  • Consider options in smaller-value settlements. Potential low-dollar settlements can be a roadblock to resolution. Since Medicare has a right of recovery up to the total settlement amount, smaller settlements can often be consumed by conditional payment recovery—leaving no money for the claimant and no motivation to settle. But there are times when resolving smaller-value claims can be easily accomplished: for example, CMS will not seek recovery for settlements of $1,000 or less. In addition, if a beneficiary has a liability-only settlement of $5,000 or less, the claimant can resolve conditional payments at 25 percent of the total settlement. There is also the option for self-calculation of final conditional payment in settlements of $25,000 or less.
  • Dispute and appeal. All too often, parties to a settlement take at face value what Medicare contends it’s owed. This can increase settlement costs or even halt resolution.
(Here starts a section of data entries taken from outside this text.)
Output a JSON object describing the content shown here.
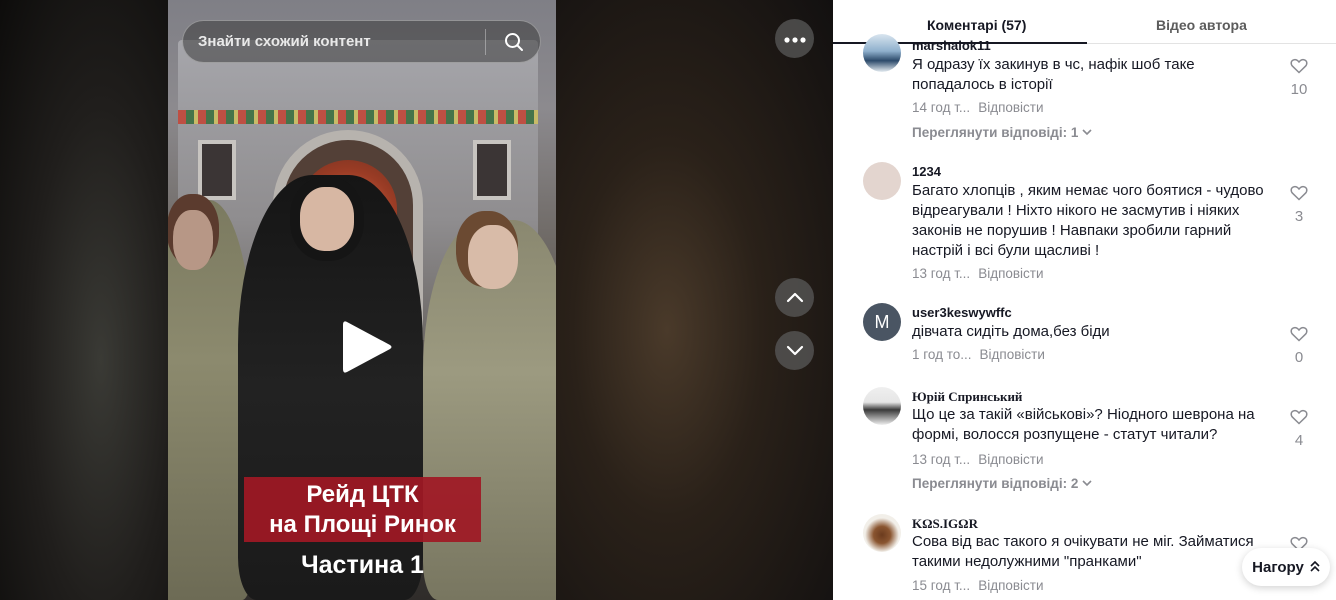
{
  "search": {
    "placeholder": "Знайти схожий контент",
    "icon": "search-icon"
  },
  "video": {
    "caption_line1": "Рейд ЦТК",
    "caption_line2": "на Площі Ринок",
    "caption_part": "Частина 1",
    "more_icon": "more-horizontal-icon",
    "play_icon": "play-icon"
  },
  "navigation": {
    "up_icon": "chevron-up-icon",
    "down_icon": "chevron-down-icon"
  },
  "tabs": [
    {
      "label": "Коментарі (57)",
      "active": true
    },
    {
      "label": "Відео автора",
      "active": false
    }
  ],
  "comments": [
    {
      "username": "marshalok11",
      "text": "Я одразу їх закинув в чс, нафік шоб таке попадалось в історії",
      "time": "14 год т...",
      "reply": "Відповісти",
      "likes": "10",
      "view_replies": "Переглянути відповіді: 1"
    },
    {
      "username": "1234",
      "text": "Багато хлопців , яким немає чого боятися - чудово відреагували ! Ніхто нікого не засмутив і ніяких законів не порушив ! Навпаки зробили гарний настрій і всі були щасливі !",
      "time": "13 год т...",
      "reply": "Відповісти",
      "likes": "3"
    },
    {
      "username": "user3keswywffc",
      "avatar_letter": "M",
      "text": "дівчата сидіть дома,без біди",
      "time": "1 год то...",
      "reply": "Відповісти",
      "likes": "0"
    },
    {
      "username": "Юрій Спринський",
      "text": "Що це за такій «військові»? Ніодного шеврона на формі, волосся розпущене - статут читали?",
      "time": "13 год т...",
      "reply": "Відповісти",
      "likes": "4",
      "view_replies": "Переглянути відповіді: 2"
    },
    {
      "username": "ΚΩS.IGΩR",
      "text": "Сова від вас такого я очікувати не міг. Займатися такими недолужними \"пранками\"",
      "time": "15 год т...",
      "reply": "Відповісти"
    }
  ],
  "top_button": {
    "label": "Нагору",
    "icon": "double-chevron-up-icon"
  },
  "colors": {
    "caption_bg": "#a01824",
    "text_primary": "#161823",
    "text_secondary": "#8a8b91"
  }
}
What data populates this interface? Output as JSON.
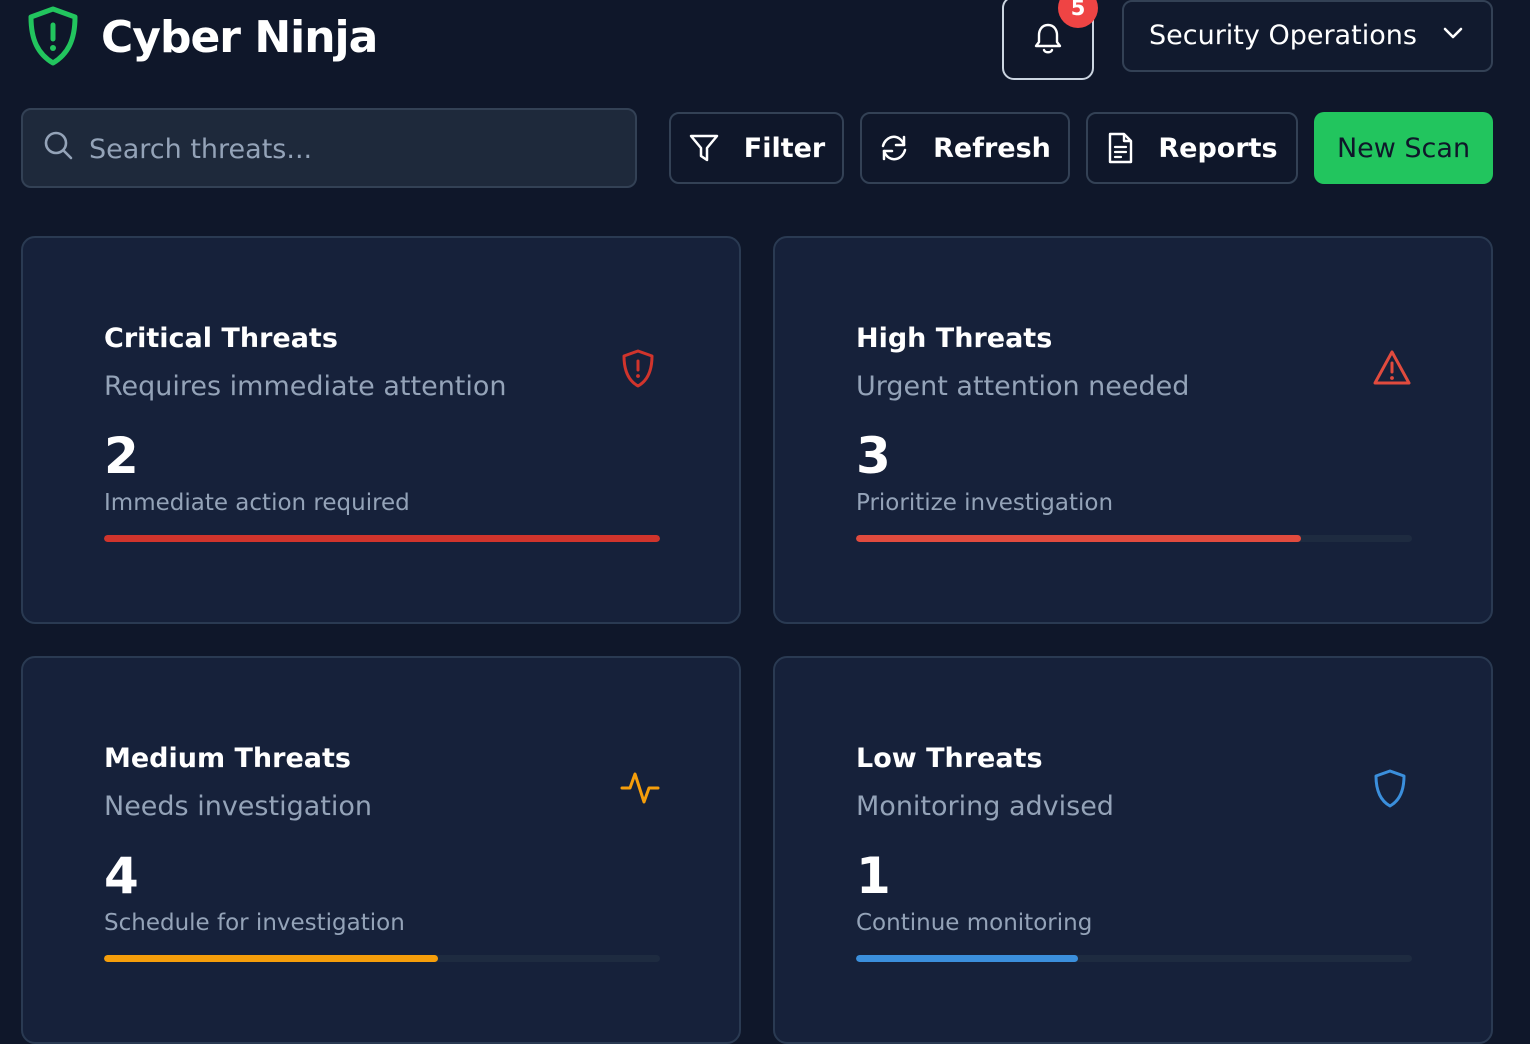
{
  "header": {
    "brand": "Cyber Ninja",
    "notifications": {
      "count": "5",
      "icon": "bell-icon"
    },
    "team_select": {
      "value": "Security Operations"
    }
  },
  "toolbar": {
    "search_placeholder": "Search threats...",
    "filter_label": "Filter",
    "refresh_label": "Refresh",
    "reports_label": "Reports",
    "new_scan_label": "New Scan"
  },
  "colors": {
    "background": "#0f172a",
    "card": "#16213a",
    "accent_green": "#22c55e",
    "critical": "#d0342c",
    "high": "#e14b3e",
    "medium": "#f59e0b",
    "low": "#3b8fdc"
  },
  "cards": [
    {
      "title": "Critical Threats",
      "subtitle": "Requires immediate attention",
      "count": "2",
      "note": "Immediate action required",
      "icon": "shield-alert-icon",
      "level": 1.0
    },
    {
      "title": "High Threats",
      "subtitle": "Urgent attention needed",
      "count": "3",
      "note": "Prioritize investigation",
      "icon": "warning-triangle-icon",
      "level": 0.8
    },
    {
      "title": "Medium Threats",
      "subtitle": "Needs investigation",
      "count": "4",
      "note": "Schedule for investigation",
      "icon": "activity-icon",
      "level": 0.6
    },
    {
      "title": "Low Threats",
      "subtitle": "Monitoring advised",
      "count": "1",
      "note": "Continue monitoring",
      "icon": "shield-icon",
      "level": 0.4
    }
  ]
}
Dispute and appeal provide a tremendous opportunity to drive down costs, reduce or eliminate exposure, and bring liability claims to resolution.
  • Carefully draft settlement language. Attorneys for the insurer need to be careful about what they include in a settlement release with regard to MSP provisions. Sometimes, well-intentioned language can hinder resolving a claim. Here are some tips for developing MSP settlement language:
    • Seek legal guidance from an expert licensed to practice law with experience in MSP issues.
    • Don’t assume a hold-harmless and indemnification clause will shield an insurer from all liability.
    • Don’t rely on settlement language alone to take the place of proactive MSP compliance (for example, conditional payment investigation, analysis, dispute, final demand, appeal, and reimbursement).
    • Be careful that your MSP provisions account for potential changes in Medicare amounts (for example, higher final demands than anticipated). Also be careful about including time frames tied to performance of a specific obligation (for example, issuing a settlement check within a certain time that’s contingent upon Medicare acting quickly).

If you have any questions about how to eliminate impediments to settlement of liability conditional payments, please don’t hesitate to contact Shawn Deane, assistant vice president of product development, or Kendell Gracey, assistant vice president of liability claims. ISO Claims Partners has a full array of products and services to suit any liability situation, ensure complete compliance, and bring claims to resolution.


Shawn Deane

Shawn Deane is vice president of product development at ISO Claims Partners where he concentrates on all facets of Medicare Secondary Payer (MSP) compliance. Before joining ISO Claims Partners, he practiced healthcare law and insurance defense. Shawn is a member of the Defense Research Institute, has attained the Medicare Set-Aside Certified Consultant (MSCC) certification, and is the 2017 President of the National Alliance of Medicare Set-Aside Professionals (NAMSAP). He is member of the Massachusetts Bar and is licensed in both state and federal courts in Massachusetts.